- **What the task asks**
Where the listing shows an image, skip it and output all other material unchanged.

————————

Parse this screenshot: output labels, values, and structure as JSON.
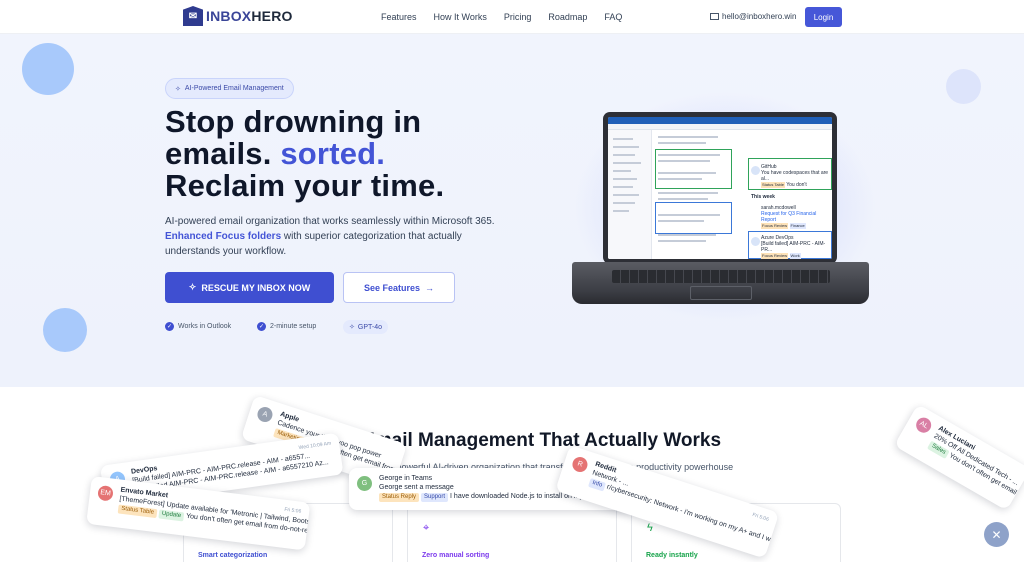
{
  "nav": {
    "logo_prefix": "INBOX",
    "logo_suffix": "HERO",
    "links": [
      "Features",
      "How It Works",
      "Pricing",
      "Roadmap",
      "FAQ"
    ],
    "email": "hello@inboxhero.win",
    "login": "Login"
  },
  "hero": {
    "badge": "AI-Powered Email Management",
    "headline_line1": "Stop drowning in",
    "headline_line2a": "emails.",
    "headline_line2b": "sorted.",
    "headline_line3": "Reclaim your time.",
    "sub_part1": "AI-powered email organization that works seamlessly within Microsoft 365.",
    "sub_strong": "Enhanced Focus folders",
    "sub_part2": "with superior categorization that actually understands your workflow.",
    "cta_primary": "RESCUE MY INBOX NOW",
    "cta_secondary": "See Features",
    "features": [
      "Works in Outlook",
      "2-minute setup"
    ],
    "gpt_badge": "GPT-4o"
  },
  "laptop_screen": {
    "card1_title": "GitHub",
    "card1_text": "You have codespaces that are al...",
    "section": "This week",
    "card2_title": "sarah.mcdowell",
    "card2_text": "Request for Q3 Financial Report",
    "card3_title": "Azure DevOps",
    "card3_text": "[Build failed] AIM-PRC - AIM-PR...",
    "tag_status": "Status Table",
    "tag_review": "Focus Review",
    "tag_wait": "Work",
    "tag_finance": "Finance",
    "card1_extra": "You don't"
  },
  "section": {
    "title": "Smart Email Management That Actually Works",
    "subtitle": "Transform your inbox with powerful AI-driven organization that transforms chaos into a productivity powerhouse"
  },
  "feature_cards": [
    {
      "label": "Smart categorization",
      "color": "#3f4fd1"
    },
    {
      "label": "Zero manual sorting",
      "color": "#7c3aed"
    },
    {
      "label": "Ready instantly",
      "color": "#16a34a"
    }
  ],
  "toasts": {
    "apple": {
      "initial": "A",
      "title": "Apple",
      "line": "Cadence your tie to yoo pop power",
      "tag": "Marketing",
      "body": "You don't often get email from..."
    },
    "devops": {
      "initial": "A",
      "title": "DevOps",
      "time": "Wed 10:09 Am",
      "line": "[Build failed] AIM-PRC - AIM-PRC.release - AIM - a6557...",
      "body": "Build failed AIM-PRC - AIM-PRC.release - AIM - a6557210 Az..."
    },
    "envato": {
      "initial": "EM",
      "title": "Envato Market",
      "time": "Fri 5:06",
      "line": "[ThemeForest] Update available for 'Metronic | Tailwind, Bootstrap...",
      "tag1": "Status Table",
      "tag2": "Update",
      "body": "You don't often get email from do-not-reply@market..."
    },
    "george": {
      "initial": "G",
      "title": "George in Teams",
      "line": "George sent a message",
      "tag1": "Status Reply",
      "tag2": "Support",
      "body": "I have downloaded Node.js to install on my laptop..."
    },
    "reddit": {
      "initial": "R",
      "title": "Reddit",
      "time": "Fri 5:06",
      "line": "Network - ...",
      "tag": "Info",
      "body": "r/cybersecurity: Network - i'm working on my A+ and I was planning..."
    },
    "alex": {
      "initial": "AL",
      "title": "Alex Luciani",
      "line": "20% Off All Dedicated Tech - ...",
      "tag": "Sales",
      "body": "You don't often get email from..."
    }
  }
}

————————

- **Response area**
Parse this screenshot: output labels, values, and structure as JSON.
{
  "nav": {
    "logo_prefix": "INBOX",
    "logo_suffix": "HERO",
    "links": [
      "Features",
      "How It Works",
      "Pricing",
      "Roadmap",
      "FAQ"
    ],
    "email": "hello@inboxhero.win",
    "login": "Login"
  },
  "hero": {
    "badge": "AI-Powered Email Management",
    "headline_line1": "Stop drowning in",
    "headline_line2a": "emails.",
    "headline_line2b": "sorted.",
    "headline_line3": "Reclaim your time.",
    "sub_part1": "AI-powered email organization that works seamlessly within Microsoft 365.",
    "sub_strong": "Enhanced Focus folders",
    "sub_part2": "with superior categorization that actually understands your workflow.",
    "cta_primary": "RESCUE MY INBOX NOW",
    "cta_secondary": "See Features",
    "features": [
      "Works in Outlook",
      "2-minute setup"
    ],
    "gpt_badge": "GPT-4o"
  },
  "laptop_screen": {
    "card1_title": "GitHub",
    "card1_text": "You have codespaces that are al...",
    "section": "This week",
    "card2_title": "sarah.mcdowell",
    "card2_text": "Request for Q3 Financial Report",
    "card3_title": "Azure DevOps",
    "card3_text": "[Build failed] AIM-PRC - AIM-PR...",
    "tag_status": "Status Table",
    "tag_review": "Focus Review",
    "tag_wait": "Work",
    "tag_finance": "Finance",
    "card1_extra": "You don't"
  },
  "section": {
    "title": "Smart Email Management That Actually Works",
    "subtitle": "Transform your inbox with powerful AI-driven organization that transforms chaos into a productivity powerhouse"
  },
  "feature_cards": [
    {
      "label": "Smart categorization",
      "color": "#3f4fd1"
    },
    {
      "label": "Zero manual sorting",
      "color": "#7c3aed"
    },
    {
      "label": "Ready instantly",
      "color": "#16a34a"
    }
  ],
  "toasts": {
    "apple": {
      "initial": "A",
      "title": "Apple",
      "line": "Cadence your tie to yoo pop power",
      "tag": "Marketing",
      "body": "You don't often get email from..."
    },
    "devops": {
      "initial": "A",
      "title": "DevOps",
      "time": "Wed 10:09 Am",
      "line": "[Build failed] AIM-PRC - AIM-PRC.release - AIM - a6557...",
      "body": "Build failed AIM-PRC - AIM-PRC.release - AIM - a6557210 Az..."
    },
    "envato": {
      "initial": "EM",
      "title": "Envato Market",
      "time": "Fri 5:06",
      "line": "[ThemeForest] Update available for 'Metronic | Tailwind, Bootstrap...",
      "tag1": "Status Table",
      "tag2": "Update",
      "body": "You don't often get email from do-not-reply@market..."
    },
    "george": {
      "initial": "G",
      "title": "George in Teams",
      "line": "George sent a message",
      "tag1": "Status Reply",
      "tag2": "Support",
      "body": "I have downloaded Node.js to install on my laptop..."
    },
    "reddit": {
      "initial": "R",
      "title": "Reddit",
      "time": "Fri 5:06",
      "line": "Network - ...",
      "tag": "Info",
      "body": "r/cybersecurity: Network - i'm working on my A+ and I was planning..."
    },
    "alex": {
      "initial": "AL",
      "title": "Alex Luciani",
      "line": "20% Off All Dedicated Tech - ...",
      "tag": "Sales",
      "body": "You don't often get email from..."
    }
  }
}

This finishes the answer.